One argument I’ve seen for requiring math is that if we get rid of it and focus on the skills people need for their lives, it is synonymous to changing what a diploma means from saying ‘this person is a versatile learner’ to saying a graduate is prepared for a particular set of tasks.
Is what I’m proposing some variant of vocational education? Of course not. I believe in the liberal arts, including mathematics. The class on numeracy is [very] demanding. The notion that only mathematics as the mathematicians teach it will provide this mental expansion is self-serving. Any liberal arts class can challenge your mind. The mathematicians continue [their methods] because they know that most people outside their circle don’t really know math. So we regard them as kind of magicians, holders of the keys to great mysteries, and what they do must be somehow more valuable or demanding than what anyone else can possibly teach.
Some mathematicians agree with you that the way we teach math is broken, but they say that by talking about math without their own level of understanding, you’re alienating them. Have you pushed away strong potential allies in math education reform?
I’m one of these people who took a regular mathematics sequence. If I don’t understand it, is that my fault? Of course I don’t understand it at [their] level. I wouldn’t expect them to understand [the details of] political science, in my field.

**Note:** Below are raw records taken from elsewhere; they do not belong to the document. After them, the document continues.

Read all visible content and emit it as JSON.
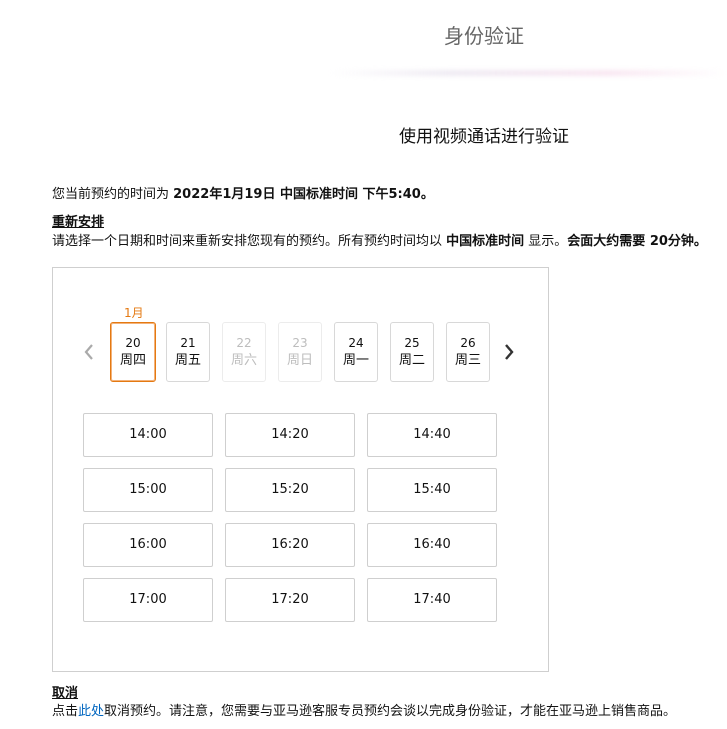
{
  "header": {
    "title": "身份验证"
  },
  "page_heading": "使用视频通话进行验证",
  "current": {
    "prefix": "您当前预约的时间为 ",
    "datetime": "2022年1月19日 中国标准时间 下午5:40。"
  },
  "reschedule": {
    "title": "重新安排",
    "desc_prefix": "请选择一个日期和时间来重新安排您现有的预约。所有预约时间均以 ",
    "tz": "中国标准时间",
    "desc_mid": " 显示。",
    "duration": "会面大约需要 20分钟。"
  },
  "calendar": {
    "month": "1月",
    "days": [
      {
        "date": "20",
        "weekday": "周四",
        "state": "selected"
      },
      {
        "date": "21",
        "weekday": "周五",
        "state": "available"
      },
      {
        "date": "22",
        "weekday": "周六",
        "state": "disabled"
      },
      {
        "date": "23",
        "weekday": "周日",
        "state": "disabled"
      },
      {
        "date": "24",
        "weekday": "周一",
        "state": "available"
      },
      {
        "date": "25",
        "weekday": "周二",
        "state": "available"
      },
      {
        "date": "26",
        "weekday": "周三",
        "state": "available"
      }
    ],
    "slots": [
      "14:00",
      "14:20",
      "14:40",
      "15:00",
      "15:20",
      "15:40",
      "16:00",
      "16:20",
      "16:40",
      "17:00",
      "17:20",
      "17:40"
    ]
  },
  "cancel": {
    "title": "取消",
    "prefix": "点击",
    "link": "此处",
    "suffix": "取消预约。请注意，您需要与亚马逊客服专员预约会谈以完成身份验证，才能在亚马逊上销售商品。"
  },
  "colors": {
    "accent": "#e47911",
    "link": "#0066c0"
  },
  "icons": {
    "prev": "chevron-left-icon",
    "next": "chevron-right-icon"
  }
}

They all say: ‘we don’t like how algebra’s taught. Here’s another way to do it.’ One of the proposals we hear all the time is that we’ve got the sequence wrong. We should start with calculus. Okay, let those guys work that out in their own playground. I’m not going to get into that playground. I’m not one to propose how better to teach math. What I do want to do is teach it in a more interesting and exciting way. If they want to do it by counting on your fingers or bringing back the abacus, that’s fine with me, too. In the book, I said I don’t want to abolish algebra. I want to make it more of an alternative with students having other options.
You use specific examples to make arithmetic interesting. But some argue we should instead start more abstract earlier to build the fundamentals of mathematics, as that will be more transferrable math knowledge than, say, reading the Consumer Price Index.
I have nothing against abstraction. But here’s where I part company with a lot of others: I have found no evidence whatsoever that learning the logic, the reasoning, the abstractions in mathematics, algebra, or so on makes you more adept, more agile, more sophisticated at thinking in abstract or concretely about other aspects of reality than mathematics.
I did my own minor experiment. I took incoming freshmen and looked at their math scores. A bunch of them… took an introductory history course as freshmen and I got their grades. So I lined up their math scores, 0 to 100, with their history grades, A+ down to F, and guess what? No correlation whatsoever. History requires reasoning, use of evidence. If [these critics] were right, these ace mathematicians would have also aced history. Didn’t happen.
But leaving aside sample size, you’re talking about people who are leaning math in a system these critics also see as inadequate, but in a different way than you do. I think they’d argue if we started with theory from the start, you’d see different outcomes.
I’m willing to give them a try. If they want to teach mathematical theory to toddlers… see what happens. But I’d say let whoever get a couple of school districts, not nationwide, not statewide, to do this in an experimental way. Don’t enforce it on everybody. One of my problems with math is that we enforce it on everyone in the U.S. My god, that’s akin to totalitarianism.